Work to be completed »
Each entry in the listing must be set down again word for word.

Provided material »

-- -- --

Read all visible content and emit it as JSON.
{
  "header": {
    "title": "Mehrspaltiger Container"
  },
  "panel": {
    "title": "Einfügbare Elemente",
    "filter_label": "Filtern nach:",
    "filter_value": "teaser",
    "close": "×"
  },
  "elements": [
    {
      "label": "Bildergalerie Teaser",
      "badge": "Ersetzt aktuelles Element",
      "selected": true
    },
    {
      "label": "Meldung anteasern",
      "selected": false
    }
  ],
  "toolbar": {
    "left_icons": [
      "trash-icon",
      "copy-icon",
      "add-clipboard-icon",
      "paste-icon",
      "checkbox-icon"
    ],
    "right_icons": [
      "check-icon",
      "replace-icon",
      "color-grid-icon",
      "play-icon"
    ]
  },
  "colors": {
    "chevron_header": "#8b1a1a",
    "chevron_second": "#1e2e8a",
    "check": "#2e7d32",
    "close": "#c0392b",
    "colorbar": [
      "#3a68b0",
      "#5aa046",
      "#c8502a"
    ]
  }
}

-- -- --

Your response »
Read all visible content and emit it as JSON.
{
  "header": {
    "title": "Mehrspaltiger Container"
  },
  "panel": {
    "title": "Einfügbare Elemente",
    "filter_label": "Filtern nach:",
    "filter_value": "teaser",
    "close": "×"
  },
  "elements": [
    {
      "label": "Bildergalerie Teaser",
      "badge": "Ersetzt aktuelles Element",
      "selected": true
    },
    {
      "label": "Meldung anteasern",
      "selected": false
    }
  ],
  "toolbar": {
    "left_icons": [
      "trash-icon",
      "copy-icon",
      "add-clipboard-icon",
      "paste-icon",
      "checkbox-icon"
    ],
    "right_icons": [
      "check-icon",
      "replace-icon",
      "color-grid-icon",
      "play-icon"
    ]
  },
  "colors": {
    "chevron_header": "#8b1a1a",
    "chevron_second": "#1e2e8a",
    "check": "#2e7d32",
    "close": "#c0392b",
    "colorbar": [
      "#3a68b0",
      "#5aa046",
      "#c8502a"
    ]
  }
}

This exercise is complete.